It’s 11 p.m., and the temperature is 71 here in Berkeley.
That late-night warmth in mid-June would not be news in Chicagoland, where I grew up (the current temperature at Midway Airport, recorded at midnight CDT, is 78) or most of the rest of the country outside of the Pacific Northwest.
But here, 71 degrees as we move toward midnight is unusual; and reminiscent, though we don’t have midwestern humidity, of growing up in Chicago’s south suburbs.
Somehow, my parents grew up without air conditioning. We didn’t have it, either, in our house on the edge of Park Forest. It seemed impossible to sleep on really warm, humid nights, though I’m probably forgetting that fans helped.
Our dad would go to bed early; our mom was a night owl and would have some late-night TV on. Johnny Carson, maybe, or “The Late Show” movie. She’d let us stay up if it was too hot to sleep. If the night was oppressive and sticky, she’d have us take a cold shower to cool off.
Thinking back, Mom didn’t get her driver’s license until after our last summer in Park Forest. The next June — 1966, when I was 12 — we moved out to a new house built on an acre lot in the middle of the woods we had lived across the street from. It was like a jungle out there in the summer — green and moist and full of mosquitoes and lots of other wildlife.
Things changed once we moved out there. We had air conditioning. One unit upstairs, one downstairs. Outside, it might be dripping. Inside, it was miraculously cool and dry — a different world. I imagine the electric bills were staggering compared to what they had been at our old place.

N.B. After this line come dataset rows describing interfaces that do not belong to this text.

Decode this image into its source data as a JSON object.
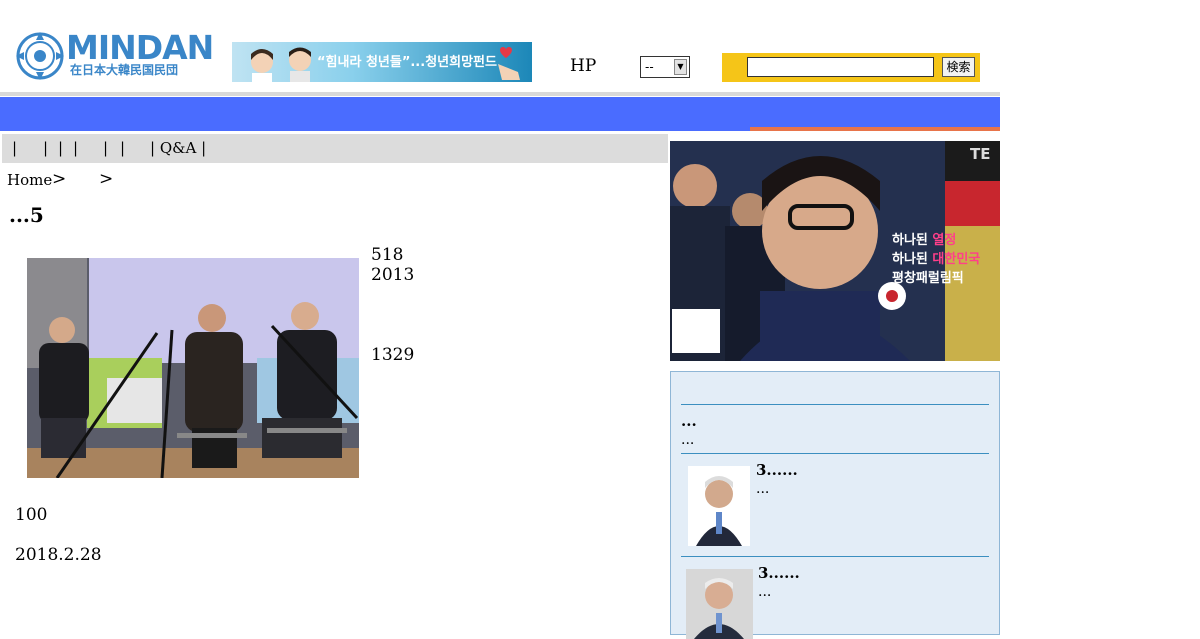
{
  "header": {
    "logo_text": "MINDAN",
    "logo_sub": "在日本大韓民国民団",
    "banner_text": "“힘내라 청년들”...청년희망펀드",
    "hp_label": "HP",
    "select_value": "--",
    "search_placeholder": "",
    "search_button": "検索"
  },
  "subnav": {
    "items": [
      "|",
      "|",
      "|",
      "|",
      "|",
      "|",
      "| Q&A |"
    ]
  },
  "breadcrumb": {
    "home": "Home",
    "sep1": ">",
    "sep2": ">"
  },
  "article": {
    "title": "...5",
    "meta1": "518",
    "meta2": "2013",
    "meta3": "1329",
    "para": "100",
    "date": "2018.2.28"
  },
  "hero": {
    "line1a": "하나된 ",
    "line1b": "열정",
    "line2a": "하나된 ",
    "line2b": "대한민국",
    "line3": "평창패럴림픽",
    "corner": "TE"
  },
  "sidebar": {
    "item1_title": "...",
    "item1_desc": "...",
    "item2_title": "3......",
    "item2_desc": "...",
    "item3_title": "3......",
    "item3_desc": "..."
  },
  "colors": {
    "nav_blue": "#4a6cff",
    "nav_orange": "#e8744a",
    "search_yellow": "#f5c518",
    "sidebar_bg": "#e3edf7"
  }
}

Then, too, Mom had her license. Every once in a while, she’d invite us out on a late-evening jaunt — to the grocery store, or just to drive.